“I’m signing the players that I can, not the players that I want.”
That was what Rafa Benitez said last summer.
There’s a big difference between signing who you can and who you want.
Fast forward to this summer, and Benitez is again signing the players he can at Newcastle United – and they aren’t necessarily the ones he originally wanted.
The club yesterday completed its fourth summer signing.
Defender Fabian Schar – who impressed playing for Switzerland at this summer’s World Cup finals – signed a three-year deal at St James’s Park after the club activated his £3million release clause in his contract at Spanish club Deportivo La Coruna.
Mainz striker Yoshinori Muto, a Japan international, is set to join Schar at the club in a £9million deal ahead of tomorrow’s friendly against Porto in Portugal (8pm kick-off).
Benitez, in his own words, is having to “wheel and deal”. He has to sell to buy.
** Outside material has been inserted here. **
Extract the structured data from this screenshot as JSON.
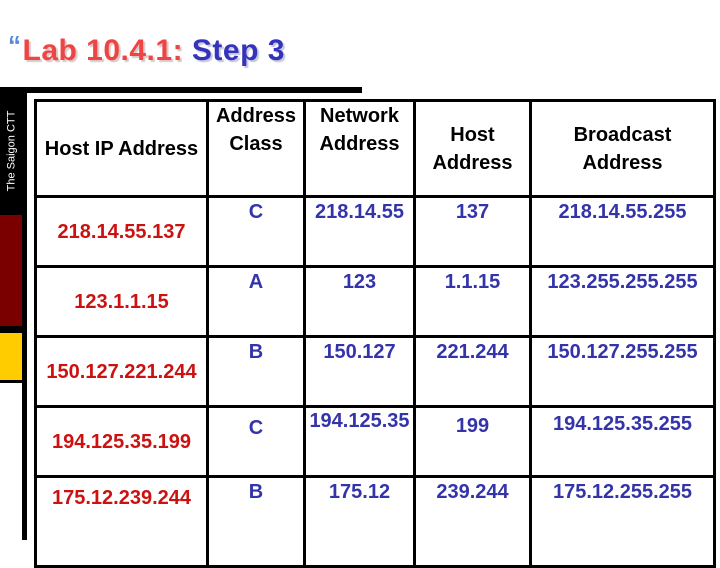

He’s working down lists of targets seeing who he can afford – and who he cannot afford.
Players are being moved out – goalkeeper Matz Sels yesterday joined Strasbourg – and players are being moved in. The squad should be stronger when the transfer window closes on August 9, but how much stronger?
Benitez was asked about his squad during a pitchside interview after Tuesday night’s 2-2 draw against Hull City at the KCOM Stadium.
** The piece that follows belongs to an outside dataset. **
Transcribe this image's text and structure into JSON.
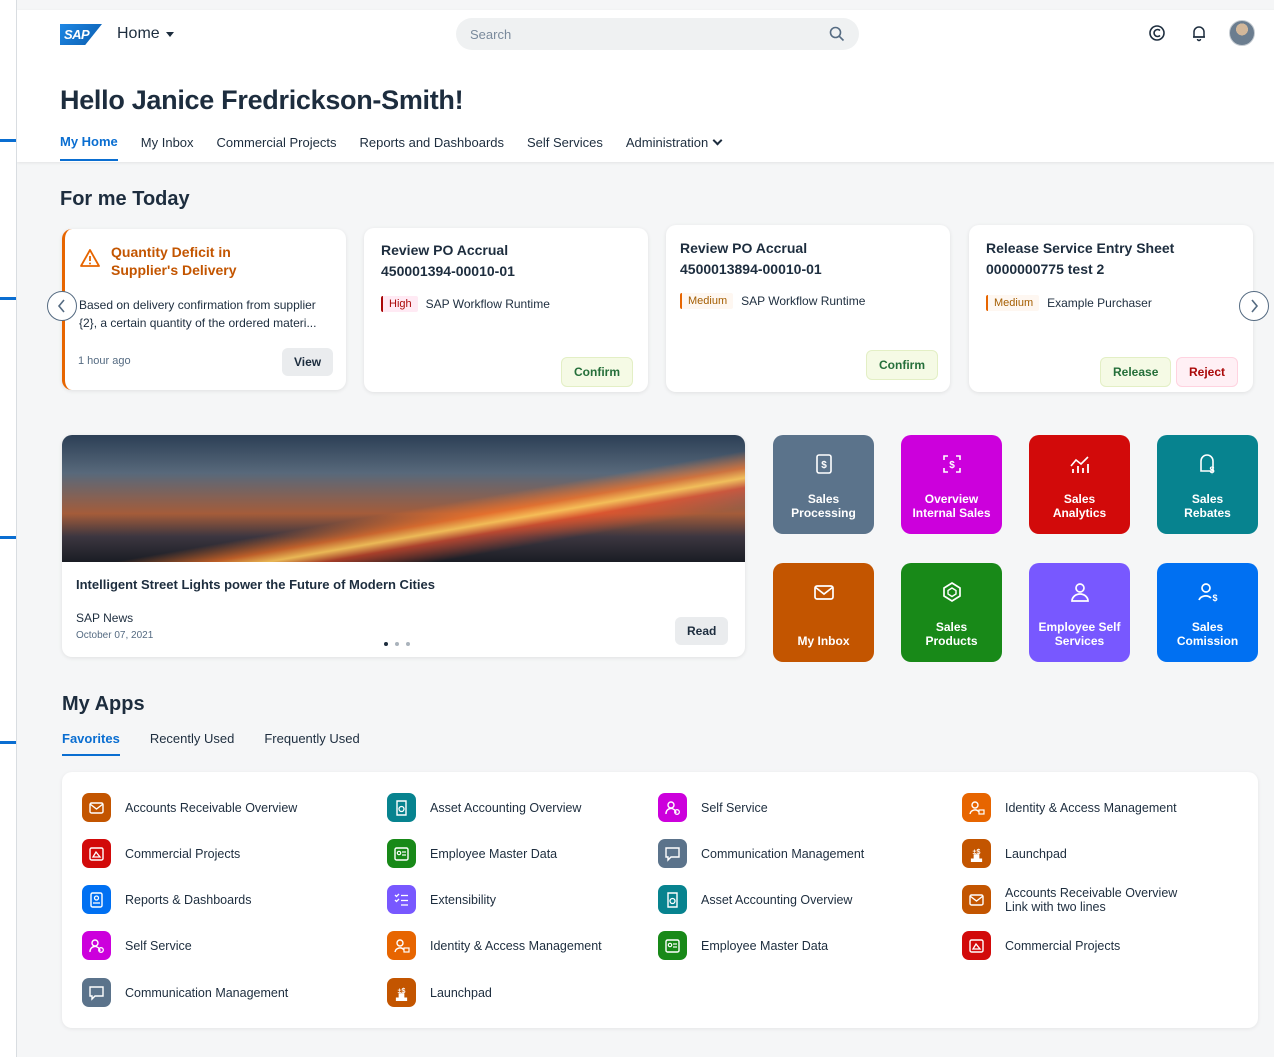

United’s manager said: “Is the current squad good enough for what we need? I don’t think so. It needs additions. That’s clear. It’s clear what we have to do.”
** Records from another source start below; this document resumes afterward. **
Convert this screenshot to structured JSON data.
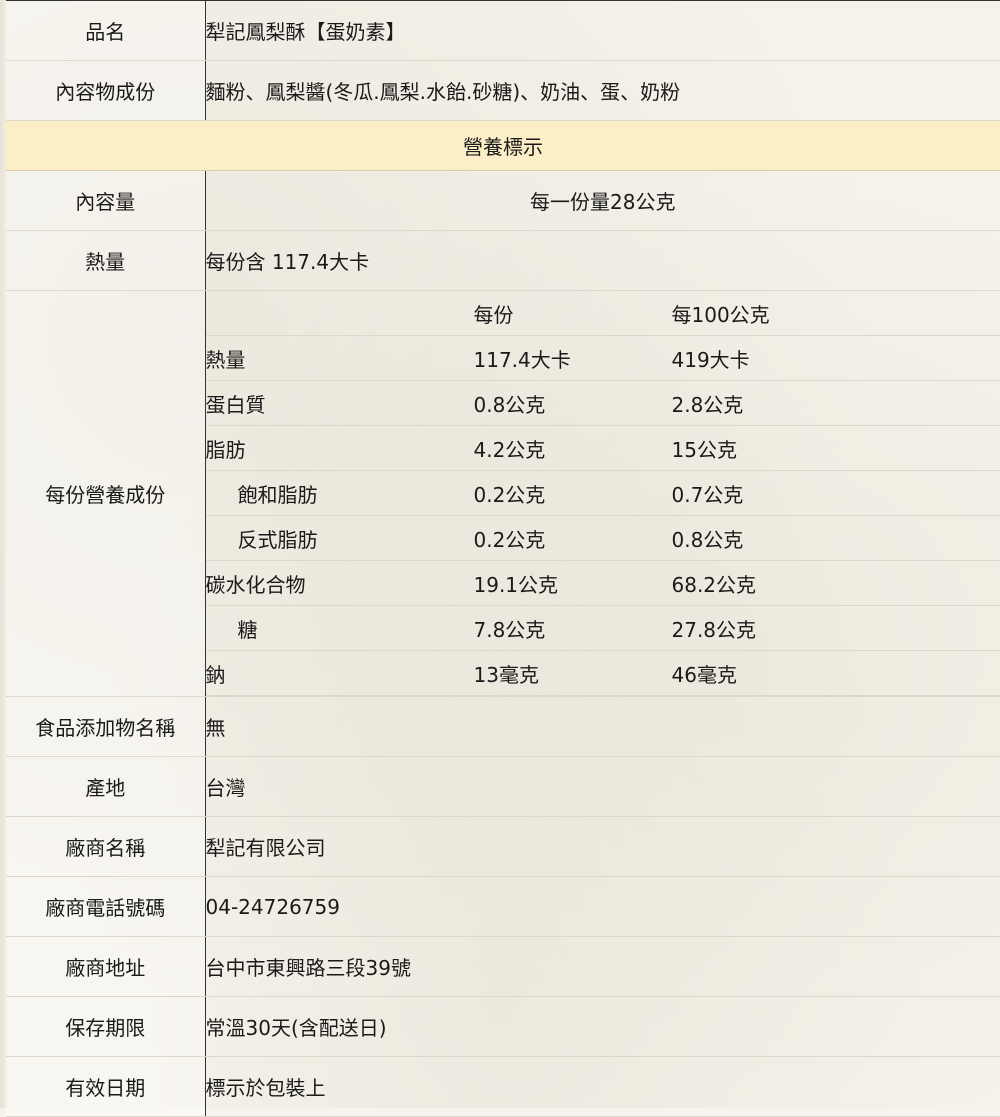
{
  "rows_top": [
    {
      "label": "品名",
      "value": "犁記鳳梨酥【蛋奶素】"
    },
    {
      "label": "內容物成份",
      "value": "麵粉、鳳梨醬(冬瓜.鳳梨.水飴.砂糖)、奶油、蛋、奶粉"
    }
  ],
  "banner": "營養標示",
  "serving": {
    "label": "內容量",
    "value": "每一份量28公克"
  },
  "calories": {
    "label": "熱量",
    "value": "每份含 117.4大卡"
  },
  "nutrition": {
    "label": "每份營養成份",
    "header": {
      "per_serving": "每份",
      "per_100g": "每100公克"
    },
    "items": [
      {
        "name": "熱量",
        "per_serving": "117.4大卡",
        "per_100g": "419大卡"
      },
      {
        "name": "蛋白質",
        "per_serving": "0.8公克",
        "per_100g": "2.8公克"
      },
      {
        "name": "脂肪",
        "per_serving": "4.2公克",
        "per_100g": "15公克"
      },
      {
        "name": "飽和脂肪",
        "per_serving": "0.2公克",
        "per_100g": "0.7公克"
      },
      {
        "name": "反式脂肪",
        "per_serving": "0.2公克",
        "per_100g": "0.8公克"
      },
      {
        "name": "碳水化合物",
        "per_serving": "19.1公克",
        "per_100g": "68.2公克"
      },
      {
        "name": "糖",
        "per_serving": "7.8公克",
        "per_100g": "27.8公克"
      },
      {
        "name": "鈉",
        "per_serving": "13毫克",
        "per_100g": "46毫克"
      }
    ]
  },
  "rows_bottom": [
    {
      "label": "食品添加物名稱",
      "value": "無"
    },
    {
      "label": "產地",
      "value": "台灣"
    },
    {
      "label": "廠商名稱",
      "value": "犁記有限公司"
    },
    {
      "label": "廠商電話號碼",
      "value": "04-24726759"
    },
    {
      "label": "廠商地址",
      "value": "台中市東興路三段39號"
    },
    {
      "label": "保存期限",
      "value": "常溫30天(含配送日)"
    },
    {
      "label": "有效日期",
      "value": "標示於包裝上"
    }
  ]
}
The arrivals of Schar and Muto, certainly, are timely given that the transfer window closes in just under two weeks.
But they have to be put into context. Newcastle’s mid-table rivals, and the newly-promoted teams, are spending big money this summer.
Some of that money will be spent badly, but teams like Fulham, Brighton and Wolves are showing ambition.
United, however, are not matching Benitez’s ambitions – nor those of the supporters – and this week’s business must be put into context.
Benitez will have to spend what little he has as shrewdly as he can.
Kenedy, Martin Dubravka and Ki Sung-yueng are all good players with experience of the Premier League, and Benitez has done his homework on Schar and Muto, two players he feels can quickly adapt to the pace and intensity of English football.
However, will they improve the squad – or the starting XI?
Benitez spoke last summer of £25million being needed to sign a decent striker. Muto will set the club back less than half that figure, and Joselu, signed a year ago, cost £5million.
Last season’s achievement of a 10th-place Premier League finish was extraordinary, but if Benitez loses one, two or more key players, the team could look very ordinary this coming season.
There’s some unease in the dressing room at the stand-off between Benitez and owner Mike Ashley.
Those players who fought so hard last term to finish in the top half want to push on up the table this coming season, but they, like Benitez, know that the campaign could be even tougher given the money being spent elsewhere.
Benitez, now in the final year of his contract, addressed this season’s targets during the club’s training camp in Ireland earlier this month.
“We have to fix a target to stay up – that’s it,” said Benitez after a training session at the club’s Carlton House base in County Kildare. “Concentrate on staying up, and after that, see where (we finish).
“It will be more difficult than last year. Fulham, Wolves are spending. Huddersfield, Brighton ... everyone’s spending, making it more difficult.
“Next year, the target will be to stay up.”
It wasn’t what fans wanted to hear, but Benitez is keen to manage expectations on Tyneside during what could well be his last year at St James’s Park.
Benitez also addressed his future in Ireland.
“I don’t think it’s an issue with my contract,” he said. “I told Mike and (managing director) Lee Charnley and Justin (Barnes).
“They know that if we do the right things, then I’m keen to stay here for five years or whatever.
“But there’s a way to do things and we have to be sure that we do that.
“I’m really pleased with the fans, the city, the atmosphere at the games, the staff are professionals, everyone. We have all the potential to grow and to be a top side, a proper top side.”
Benitez has been less pleased with the backing he’s had in the transfer market.
He’s doing what he can with the budget he’s got, which isn’t much by Premier League standards.